Task to complete>
Every line of the material is to be set down exactly as written.

##### Source information

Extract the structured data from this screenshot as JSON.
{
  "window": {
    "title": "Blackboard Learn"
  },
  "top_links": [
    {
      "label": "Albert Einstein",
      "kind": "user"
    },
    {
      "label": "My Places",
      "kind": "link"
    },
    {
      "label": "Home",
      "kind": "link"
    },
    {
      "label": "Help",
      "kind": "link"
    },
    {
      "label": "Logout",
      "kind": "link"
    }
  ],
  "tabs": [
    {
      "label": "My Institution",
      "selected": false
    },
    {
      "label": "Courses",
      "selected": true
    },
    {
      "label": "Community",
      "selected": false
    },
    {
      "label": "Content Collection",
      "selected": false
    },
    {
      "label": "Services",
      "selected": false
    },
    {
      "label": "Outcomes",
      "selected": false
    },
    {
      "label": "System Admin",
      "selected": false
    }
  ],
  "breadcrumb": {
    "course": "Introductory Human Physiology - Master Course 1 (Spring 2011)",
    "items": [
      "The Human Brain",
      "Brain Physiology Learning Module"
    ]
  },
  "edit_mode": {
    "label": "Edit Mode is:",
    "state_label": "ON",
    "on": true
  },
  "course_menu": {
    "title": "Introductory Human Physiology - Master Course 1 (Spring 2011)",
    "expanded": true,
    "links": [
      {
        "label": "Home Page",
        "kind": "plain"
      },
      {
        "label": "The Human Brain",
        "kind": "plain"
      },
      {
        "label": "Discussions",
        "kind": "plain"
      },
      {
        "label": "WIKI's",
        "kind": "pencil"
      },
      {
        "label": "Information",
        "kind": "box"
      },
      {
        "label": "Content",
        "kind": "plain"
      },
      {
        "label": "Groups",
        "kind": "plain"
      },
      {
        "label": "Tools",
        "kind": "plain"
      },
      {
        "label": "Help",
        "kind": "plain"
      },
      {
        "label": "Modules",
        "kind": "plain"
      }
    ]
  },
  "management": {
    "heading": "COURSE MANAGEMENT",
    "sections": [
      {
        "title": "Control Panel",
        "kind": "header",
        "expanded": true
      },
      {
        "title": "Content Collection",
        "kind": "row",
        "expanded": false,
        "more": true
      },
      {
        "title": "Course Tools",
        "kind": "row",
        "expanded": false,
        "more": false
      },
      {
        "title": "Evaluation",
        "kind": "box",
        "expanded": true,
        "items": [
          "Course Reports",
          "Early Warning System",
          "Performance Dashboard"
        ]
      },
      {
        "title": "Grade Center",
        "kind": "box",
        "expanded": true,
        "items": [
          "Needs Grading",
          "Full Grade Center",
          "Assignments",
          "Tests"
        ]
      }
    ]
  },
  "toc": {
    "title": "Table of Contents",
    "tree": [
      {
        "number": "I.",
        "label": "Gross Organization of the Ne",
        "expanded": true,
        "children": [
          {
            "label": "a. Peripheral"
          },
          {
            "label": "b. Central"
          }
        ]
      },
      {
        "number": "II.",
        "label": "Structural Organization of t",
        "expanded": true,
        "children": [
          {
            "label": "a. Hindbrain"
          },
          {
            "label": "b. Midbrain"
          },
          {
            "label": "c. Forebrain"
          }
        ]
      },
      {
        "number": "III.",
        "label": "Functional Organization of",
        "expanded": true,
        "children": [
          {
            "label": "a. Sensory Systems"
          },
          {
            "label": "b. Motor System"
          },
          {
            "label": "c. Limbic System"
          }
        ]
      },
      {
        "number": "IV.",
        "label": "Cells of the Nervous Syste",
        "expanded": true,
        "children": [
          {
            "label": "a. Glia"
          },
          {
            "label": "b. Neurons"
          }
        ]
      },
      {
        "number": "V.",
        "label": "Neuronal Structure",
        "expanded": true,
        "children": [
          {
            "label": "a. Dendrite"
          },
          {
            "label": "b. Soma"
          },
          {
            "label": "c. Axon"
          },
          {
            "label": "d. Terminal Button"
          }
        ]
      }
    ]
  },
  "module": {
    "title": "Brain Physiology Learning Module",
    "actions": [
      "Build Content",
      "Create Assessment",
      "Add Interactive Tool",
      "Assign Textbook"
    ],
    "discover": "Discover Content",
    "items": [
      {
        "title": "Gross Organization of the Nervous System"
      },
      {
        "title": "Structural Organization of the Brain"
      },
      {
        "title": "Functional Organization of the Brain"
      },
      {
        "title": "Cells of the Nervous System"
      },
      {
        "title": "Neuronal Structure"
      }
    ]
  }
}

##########

Exercise response>
Extract the structured data from this screenshot as JSON.
{
  "window": {
    "title": "Blackboard Learn"
  },
  "top_links": [
    {
      "label": "Albert Einstein",
      "kind": "user"
    },
    {
      "label": "My Places",
      "kind": "link"
    },
    {
      "label": "Home",
      "kind": "link"
    },
    {
      "label": "Help",
      "kind": "link"
    },
    {
      "label": "Logout",
      "kind": "link"
    }
  ],
  "tabs": [
    {
      "label": "My Institution",
      "selected": false
    },
    {
      "label": "Courses",
      "selected": true
    },
    {
      "label": "Community",
      "selected": false
    },
    {
      "label": "Content Collection",
      "selected": false
    },
    {
      "label": "Services",
      "selected": false
    },
    {
      "label": "Outcomes",
      "selected": false
    },
    {
      "label": "System Admin",
      "selected": false
    }
  ],
  "breadcrumb": {
    "course": "Introductory Human Physiology - Master Course 1 (Spring 2011)",
    "items": [
      "The Human Brain",
      "Brain Physiology Learning Module"
    ]
  },
  "edit_mode": {
    "label": "Edit Mode is:",
    "state_label": "ON",
    "on": true
  },
  "course_menu": {
    "title": "Introductory Human Physiology - Master Course 1 (Spring 2011)",
    "expanded": true,
    "links": [
      {
        "label": "Home Page",
        "kind": "plain"
      },
      {
        "label": "The Human Brain",
        "kind": "plain"
      },
      {
        "label": "Discussions",
        "kind": "plain"
      },
      {
        "label": "WIKI's",
        "kind": "pencil"
      },
      {
        "label": "Information",
        "kind": "box"
      },
      {
        "label": "Content",
        "kind": "plain"
      },
      {
        "label": "Groups",
        "kind": "plain"
      },
      {
        "label": "Tools",
        "kind": "plain"
      },
      {
        "label": "Help",
        "kind": "plain"
      },
      {
        "label": "Modules",
        "kind": "plain"
      }
    ]
  },
  "management": {
    "heading": "COURSE MANAGEMENT",
    "sections": [
      {
        "title": "Control Panel",
        "kind": "header",
        "expanded": true
      },
      {
        "title": "Content Collection",
        "kind": "row",
        "expanded": false,
        "more": true
      },
      {
        "title": "Course Tools",
        "kind": "row",
        "expanded": false,
        "more": false
      },
      {
        "title": "Evaluation",
        "kind": "box",
        "expanded": true,
        "items": [
          "Course Reports",
          "Early Warning System",
          "Performance Dashboard"
        ]
      },
      {
        "title": "Grade Center",
        "kind": "box",
        "expanded": true,
        "items": [
          "Needs Grading",
          "Full Grade Center",
          "Assignments",
          "Tests"
        ]
      }
    ]
  },
  "toc": {
    "title": "Table of Contents",
    "tree": [
      {
        "number": "I.",
        "label": "Gross Organization of the Ne",
        "expanded": true,
        "children": [
          {
            "label": "a. Peripheral"
          },
          {
            "label": "b. Central"
          }
        ]
      },
      {
        "number": "II.",
        "label": "Structural Organization of t",
        "expanded": true,
        "children": [
          {
            "label": "a. Hindbrain"
          },
          {
            "label": "b. Midbrain"
          },
          {
            "label": "c. Forebrain"
          }
        ]
      },
      {
        "number": "III.",
        "label": "Functional Organization of",
        "expanded": true,
        "children": [
          {
            "label": "a. Sensory Systems"
          },
          {
            "label": "b. Motor System"
          },
          {
            "label": "c. Limbic System"
          }
        ]
      },
      {
        "number": "IV.",
        "label": "Cells of the Nervous Syste",
        "expanded": true,
        "children": [
          {
            "label": "a. Glia"
          },
          {
            "label": "b. Neurons"
          }
        ]
      },
      {
        "number": "V.",
        "label": "Neuronal Structure",
        "expanded": true,
        "children": [
          {
            "label": "a. Dendrite"
          },
          {
            "label": "b. Soma"
          },
          {
            "label": "c. Axon"
          },
          {
            "label": "d. Terminal Button"
          }
        ]
      }
    ]
  },
  "module": {
    "title": "Brain Physiology Learning Module",
    "actions": [
      "Build Content",
      "Create Assessment",
      "Add Interactive Tool",
      "Assign Textbook"
    ],
    "discover": "Discover Content",
    "items": [
      {
        "title": "Gross Organization of the Nervous System"
      },
      {
        "title": "Structural Organization of the Brain"
      },
      {
        "title": "Functional Organization of the Brain"
      },
      {
        "title": "Cells of the Nervous System"
      },
      {
        "title": "Neuronal Structure"
      }
    ]
  }
}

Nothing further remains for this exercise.